The Senators are taking a big gamble on Hasek, although his base salary will apparently be around $2mil a year, which is less than what they would have to pay Lalime. If you believe Hasek is better than Lalime (At this point, I don't), then the Sens got what they wanted. They gave up on Lalime though, so Muckler basically traded Lalime for Hasek. We'll see if Hasek can recover his form.

The only thing that pisses me off about this deal is that the Canucks were nowhere to be found. Instead of qualifying the never-will-be Dan Cloutier at 2+ million a year, why not let Cloutier go and get Lalime instead? Lalime may not be the 'money' goalie that the Canucks are looking for, but he certainly would be an improvement.

#2 - BONKED on the head

To the Kings: Radek Bonk
To the Senators: 77th overall pick

and then...

To the Kings: Mathieu Garon, 95th overall pick
To the Canadiens: Radek Bonk, Cristobal Huet
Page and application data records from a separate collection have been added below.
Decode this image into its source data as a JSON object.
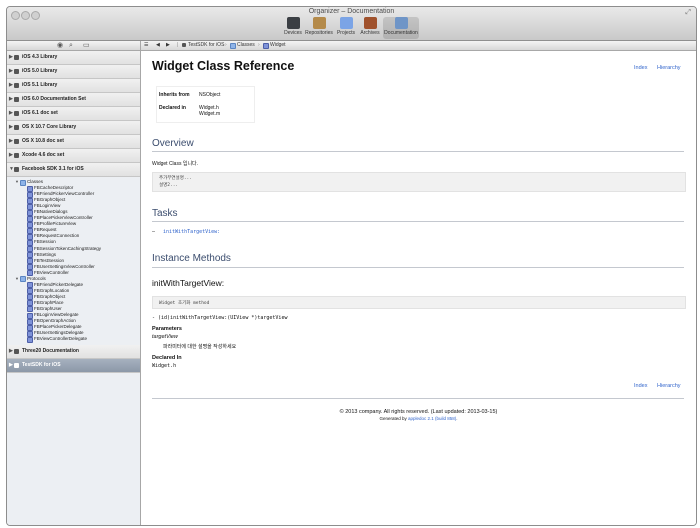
{
  "window": {
    "title": "Organizer – Documentation"
  },
  "toolbar": {
    "items": [
      {
        "label": "Devices",
        "icon": "devices-icon",
        "color": "#3b3f44"
      },
      {
        "label": "Repositories",
        "icon": "repositories-icon",
        "color": "#b48a4a"
      },
      {
        "label": "Projects",
        "icon": "projects-icon",
        "color": "#7ba4e6"
      },
      {
        "label": "Archives",
        "icon": "archives-icon",
        "color": "#a0522d"
      },
      {
        "label": "Documentation",
        "icon": "documentation-icon",
        "color": "#6f95c7"
      }
    ]
  },
  "sidebar": {
    "controls": [
      "eye-icon",
      "search-icon",
      "book-icon"
    ],
    "libraries_before": [
      "iOS 4.3 Library",
      "iOS 5.0 Library",
      "iOS 5.1 Library",
      "iOS 6.0 Documentation Set",
      "iOS 6.1 doc set",
      "OS X 10.7 Core Library",
      "OS X 10.8 doc set",
      "Xcode 4.6 doc set"
    ],
    "expanded_library": "Facebook SDK 3.1 for iOS",
    "classes_group": "Classes",
    "classes": [
      "FBCacheDescriptor",
      "FBFriendPickerViewController",
      "FBGraphObject",
      "FBLoginView",
      "FBNativeDialogs",
      "FBPlacePickerViewController",
      "FBProfilePictureView",
      "FBRequest",
      "FBRequestConnection",
      "FBSession",
      "FBSessionTokenCachingStrategy",
      "FBSettings",
      "FBTestSession",
      "FBUserSettingsViewController",
      "FBViewController"
    ],
    "protocols_group": "Protocols",
    "protocols": [
      "FBFriendPickerDelegate",
      "FBGraphLocation",
      "FBGraphObject",
      "FBGraphPlace",
      "FBGraphUser",
      "FBLoginViewDelegate",
      "FBOpenGraphAction",
      "FBPlacePickerDelegate",
      "FBUserSettingsDelegate",
      "FBViewControllerDelegate"
    ],
    "libraries_after": [
      {
        "label": "Three20 Documentation",
        "selected": false
      },
      {
        "label": "TestSDK for iOS",
        "selected": true
      }
    ]
  },
  "pathbar": {
    "nav": [
      "list-icon",
      "back-icon",
      "forward-icon"
    ],
    "crumbs": [
      "TestSDK for iOS",
      "Classes",
      "Widget"
    ]
  },
  "doc": {
    "title": "Widget Class Reference",
    "index_link": "Index",
    "hierarchy_link": "Hierarchy",
    "inherits_label": "Inherits from",
    "inherits_value": "NSObject",
    "declared_label": "Declared in",
    "declared_value_1": "Widget.h",
    "declared_value_2": "Widget.m",
    "overview_heading": "Overview",
    "overview_text": "Widget Class 입니다.",
    "overview_code_1": "추가부연설명...",
    "overview_code_2": "설명2...",
    "tasks_heading": "Tasks",
    "tasks_bullet": "–",
    "tasks_item": "initWithTargetView:",
    "instance_heading": "Instance Methods",
    "method_title": "initWithTargetView:",
    "method_desc_code": "Widget 초기화 method",
    "method_signature": "- (id)initWithTargetView:(UIView *)targetView",
    "parameters_label": "Parameters",
    "param_name": "targetView",
    "param_desc": "파라미터에 대한 설명을 작성하세요",
    "declared_in_label": "Declared In",
    "declared_in_value": "Widget.h",
    "bottom_index_link": "Index",
    "bottom_hierarchy_link": "Hierarchy",
    "footer_copyright": "© 2013 company. All rights reserved. (Last updated: 2013-03-15)",
    "footer_generated_prefix": "Generated by",
    "footer_generated_link": "appledoc 2.1 (build 858)",
    "footer_generated_suffix": "."
  }
}
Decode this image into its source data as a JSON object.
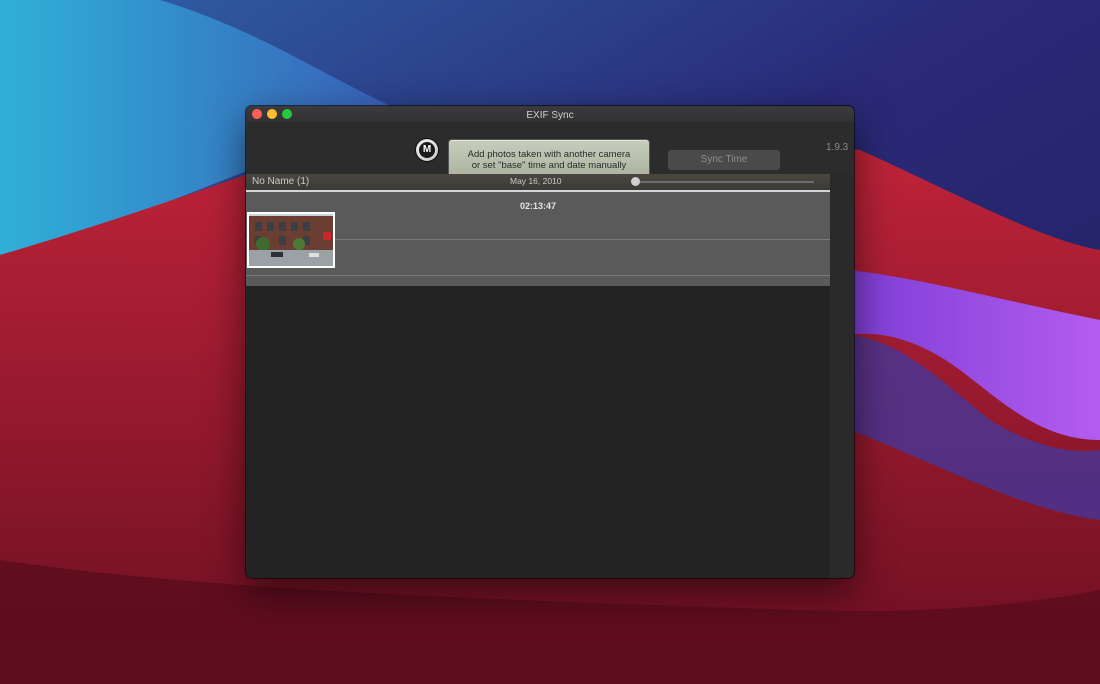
{
  "window": {
    "title": "EXIF Sync",
    "version": "1.9.3"
  },
  "toolbar": {
    "manual_button_label": "M",
    "add_photos_line1": "Add photos taken with another camera",
    "add_photos_line2": "or set \"base\" time and date manually",
    "sync_time_label": "Sync Time"
  },
  "track": {
    "source_name": "No Name (1)",
    "date": "May 16, 2010",
    "time": "02:13:47",
    "photo_count": 1
  },
  "colors": {
    "close": "#fe5f57",
    "minimize": "#febc2e",
    "zoom": "#28c840",
    "button_accent": "#b7bfaa"
  }
}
This, my pretties, is a classic trade that helps all teams involved.

For the Sens: With Jason Spezza ready to assume a big role, the patsy playoff-zero Bonk was expandible. Bonk required a qualifying offer of $3.5 million, far too much for a guy coming off of a 44-point season. The Sens were just happy to get rid of his salary, and get something in exchange.

For the Kings: If Roman Cechmanek can't overcome his injuries and return to fine form, then Garon will finally get his shot at a #1 job and he's got a good chance at becoming a very good #1 goalie for the Kings. Garon has been a top prospect for years now, but has been buried behind Theodore in Montreal. In any event, the tandem of Cecho/Garon is very good.

For the Habs: Huet is a good soldier and should do well as a cheaper backup than Garon. Although Bonk is a patsy, he does give the Habs some size up front, which they need quite badly. The Habs have a very shrimpy bunch of forwards, so Bonk gives them an element that they didn't have before.

I know the Senators basically gave away two talented players for almost nothing, but they save some money, open up space for Spezza (and maybe Prusek/Emery down the road), and cut some fat off of the steak. Let's face it, Bonk wasn't really helping the Senators all that much when the chips were down, and if Hasek falters at all, Prusek (my favourite NHL backup) could step in and surprise everyone.

Comments: Post a Comment

<< Home

This page is powered by Blogger. Isn't yours?